This short memoir by a Missouri Vietnam veteran is no longer available through Sweetgum Press. The remaining copies were donated to and are available from the Stars and Stripes Museum. All proceeds go to the Museum.


An excellent book that gives a true picture of a soldier's combat experience. Without blood, guts, and gore, it is "safe" for the combat veteran and also allows his significant others a glimpse of what he felt in a close combat situation. Many Vietnam vets have said the book gives a glimpse of what they felt in a foreign territory with vastly different values than their own. Dr. H. V. Bray, Jr. posted on Amazon.com

In Through Eyes of Stone, the humor and sensitivity of young Michael Hobbs is captivating, and undoubtedly the book's strong point. His image of war is real, not heroic. It is the farthest one could get from a Hollywood movie. There's no poetic justice, only the painful loss of innocence, as the writer conveys in the book's opening poem, "In my eyes there is nothing. . . I have lost my soul."

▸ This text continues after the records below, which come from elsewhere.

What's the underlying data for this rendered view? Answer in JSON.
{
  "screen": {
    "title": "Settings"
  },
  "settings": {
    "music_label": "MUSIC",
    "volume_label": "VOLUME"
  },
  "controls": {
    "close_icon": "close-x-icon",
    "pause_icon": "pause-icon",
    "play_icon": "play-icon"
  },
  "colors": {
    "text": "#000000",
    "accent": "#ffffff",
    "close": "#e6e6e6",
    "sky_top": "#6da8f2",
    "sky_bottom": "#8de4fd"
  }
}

The unapologetic, sometimes bitter, and often perplexing older Hobbs is seen through the book's preface and appendix. I found him somewhat less intriguing than the younger (perhaps because his humor and confusion are replaced by so much certainty), yet the contradictions, rationalizations and angry outbursts of this complex person (both young and old) can't help but draw in the reader and make him contemplate his own humanity... There is nothing fancy about Through Eyes of Stone, just a raw look at a hostile world from the point of view of a compelling and dynamic narrator. [Amy Thilges, Warrensburg Free Press 3.1, April 3-21, 2004: 14.]

Book design by Kristine Lowe-Martin
Cover design by Kristine Lowe-Martin

Sample Photos


Sample Photos

Three of twenty-two photographs in the book, Vietnam 1968.

An Khe Pass


Huey Through Concertina Wire